**Exercise aim:** A single number is required: how many lines in the data below contain "avatar".

(Interface dataset entries)
——————
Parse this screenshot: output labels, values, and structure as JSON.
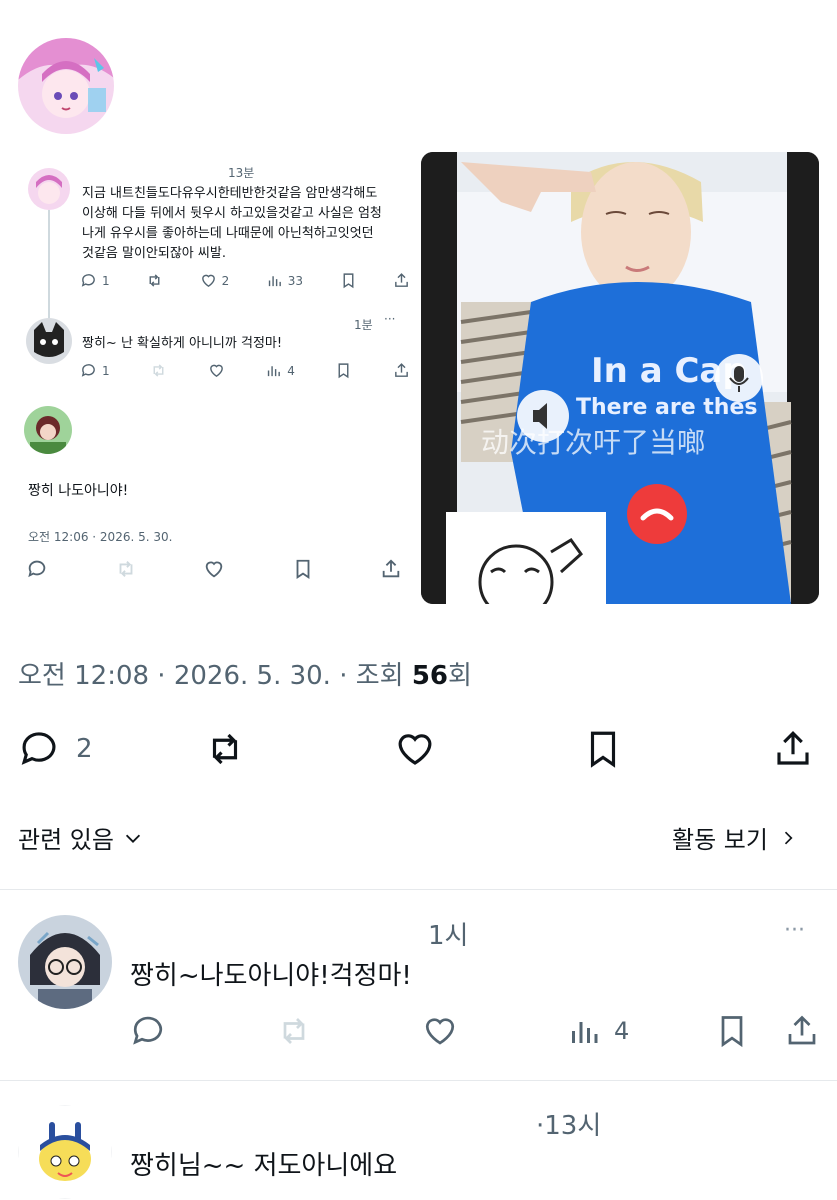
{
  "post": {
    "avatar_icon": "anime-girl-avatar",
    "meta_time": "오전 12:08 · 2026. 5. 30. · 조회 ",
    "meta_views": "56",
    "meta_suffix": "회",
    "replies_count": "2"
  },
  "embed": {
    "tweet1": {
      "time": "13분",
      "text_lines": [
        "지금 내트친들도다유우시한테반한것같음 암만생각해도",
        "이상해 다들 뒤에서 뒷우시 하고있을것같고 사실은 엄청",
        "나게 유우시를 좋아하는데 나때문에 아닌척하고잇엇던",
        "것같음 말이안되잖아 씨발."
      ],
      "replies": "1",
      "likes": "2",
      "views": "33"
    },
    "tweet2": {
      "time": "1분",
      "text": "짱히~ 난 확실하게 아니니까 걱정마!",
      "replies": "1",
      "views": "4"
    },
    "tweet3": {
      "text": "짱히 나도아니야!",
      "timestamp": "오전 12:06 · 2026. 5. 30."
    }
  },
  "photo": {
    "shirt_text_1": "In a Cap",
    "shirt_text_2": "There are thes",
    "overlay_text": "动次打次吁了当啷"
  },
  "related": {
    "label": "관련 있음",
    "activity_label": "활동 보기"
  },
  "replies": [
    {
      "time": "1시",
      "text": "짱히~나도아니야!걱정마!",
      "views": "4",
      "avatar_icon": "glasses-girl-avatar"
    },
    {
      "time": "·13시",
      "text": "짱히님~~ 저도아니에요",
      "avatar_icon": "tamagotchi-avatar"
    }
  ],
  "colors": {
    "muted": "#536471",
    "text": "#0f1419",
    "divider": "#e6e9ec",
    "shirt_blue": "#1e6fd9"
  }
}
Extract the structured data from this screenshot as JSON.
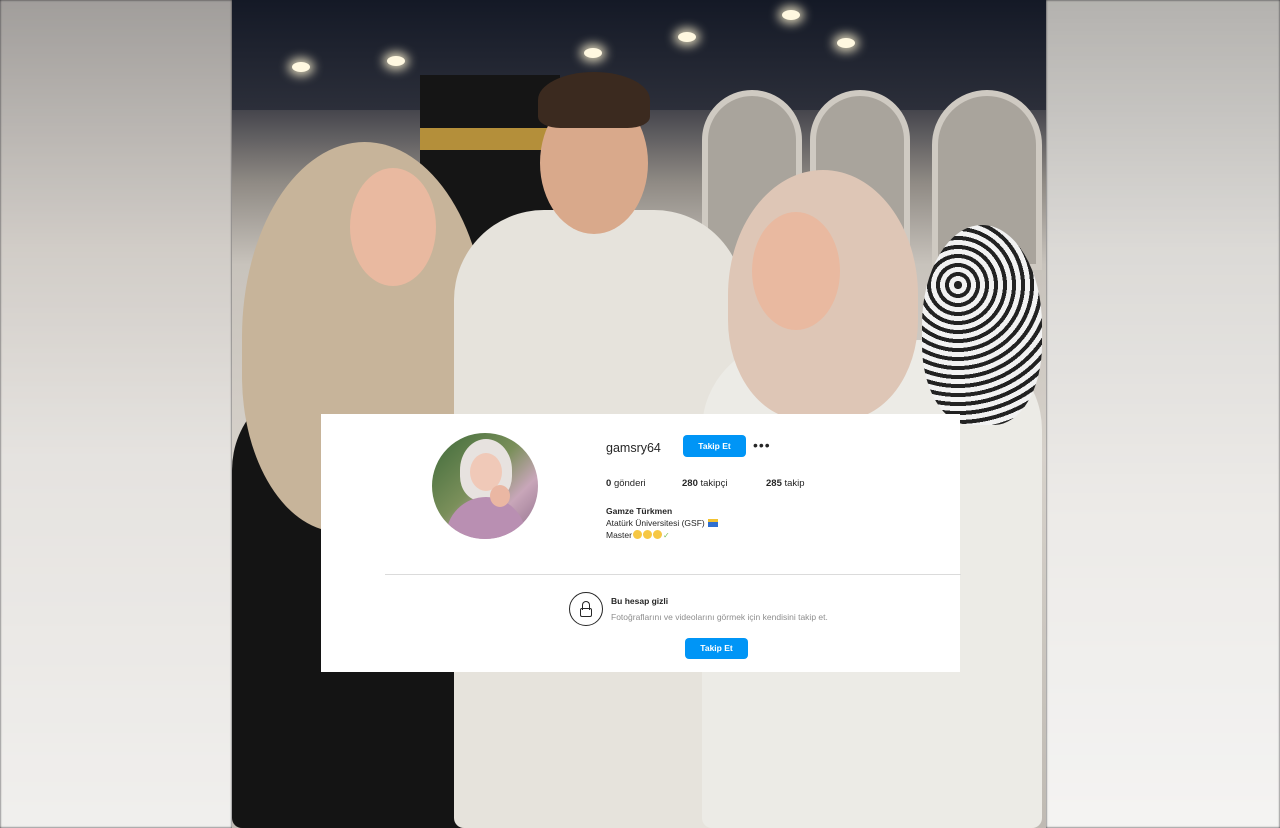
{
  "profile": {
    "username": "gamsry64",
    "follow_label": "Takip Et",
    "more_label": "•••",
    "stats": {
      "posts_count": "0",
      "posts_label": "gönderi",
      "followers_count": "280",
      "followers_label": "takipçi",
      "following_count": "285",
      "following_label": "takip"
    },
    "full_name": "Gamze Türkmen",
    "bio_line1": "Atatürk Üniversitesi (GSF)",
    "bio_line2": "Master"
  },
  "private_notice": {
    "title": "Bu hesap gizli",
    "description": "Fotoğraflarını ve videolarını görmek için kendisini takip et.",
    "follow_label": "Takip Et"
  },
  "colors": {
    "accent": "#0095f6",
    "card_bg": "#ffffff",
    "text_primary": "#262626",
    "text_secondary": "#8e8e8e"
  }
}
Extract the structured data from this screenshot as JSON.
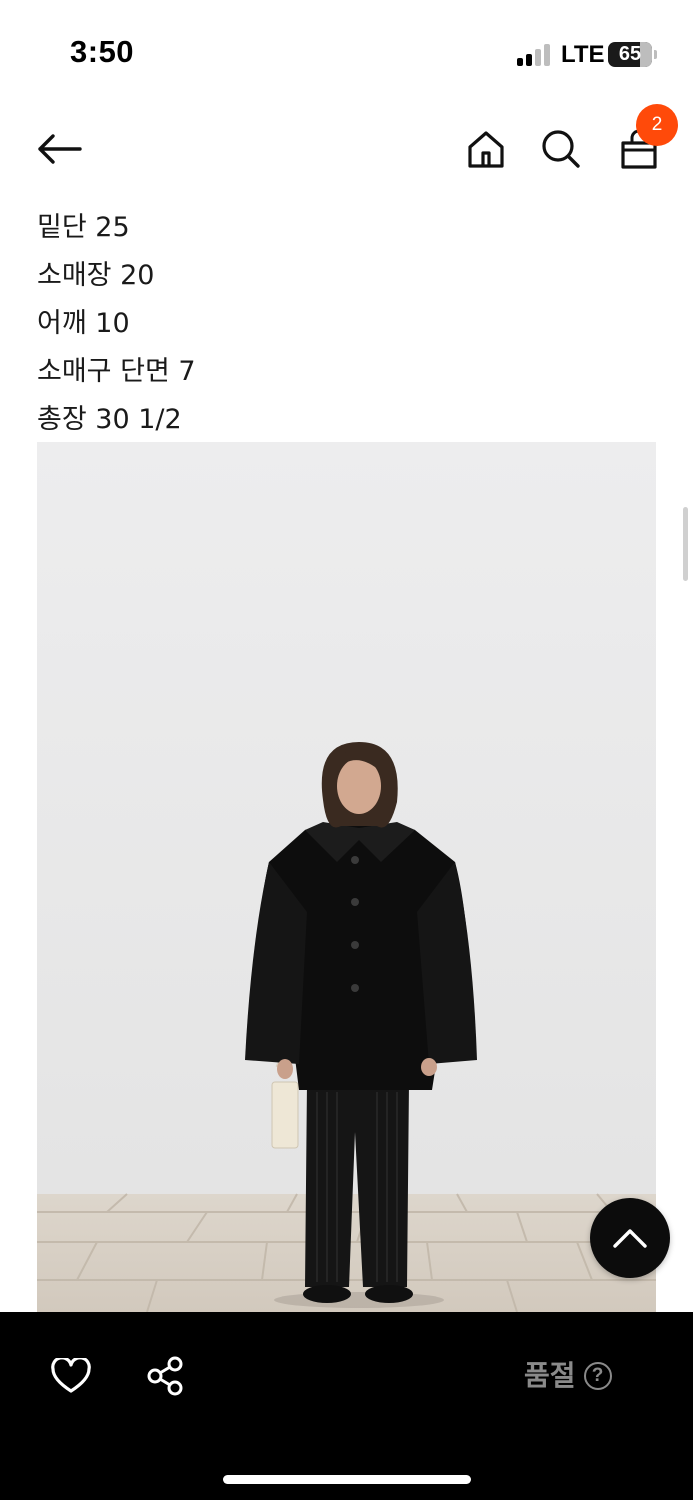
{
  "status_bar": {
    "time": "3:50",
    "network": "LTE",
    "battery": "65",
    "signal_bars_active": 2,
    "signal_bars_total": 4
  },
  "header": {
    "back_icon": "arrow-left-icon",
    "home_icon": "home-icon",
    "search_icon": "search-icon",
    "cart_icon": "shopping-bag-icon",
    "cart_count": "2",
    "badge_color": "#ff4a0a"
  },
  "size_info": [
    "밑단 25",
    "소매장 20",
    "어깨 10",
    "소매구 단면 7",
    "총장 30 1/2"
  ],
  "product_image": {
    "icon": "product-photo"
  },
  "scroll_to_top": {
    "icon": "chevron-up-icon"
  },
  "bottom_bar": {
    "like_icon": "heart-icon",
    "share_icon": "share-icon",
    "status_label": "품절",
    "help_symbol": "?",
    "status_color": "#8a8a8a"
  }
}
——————
**Solved problem:** 3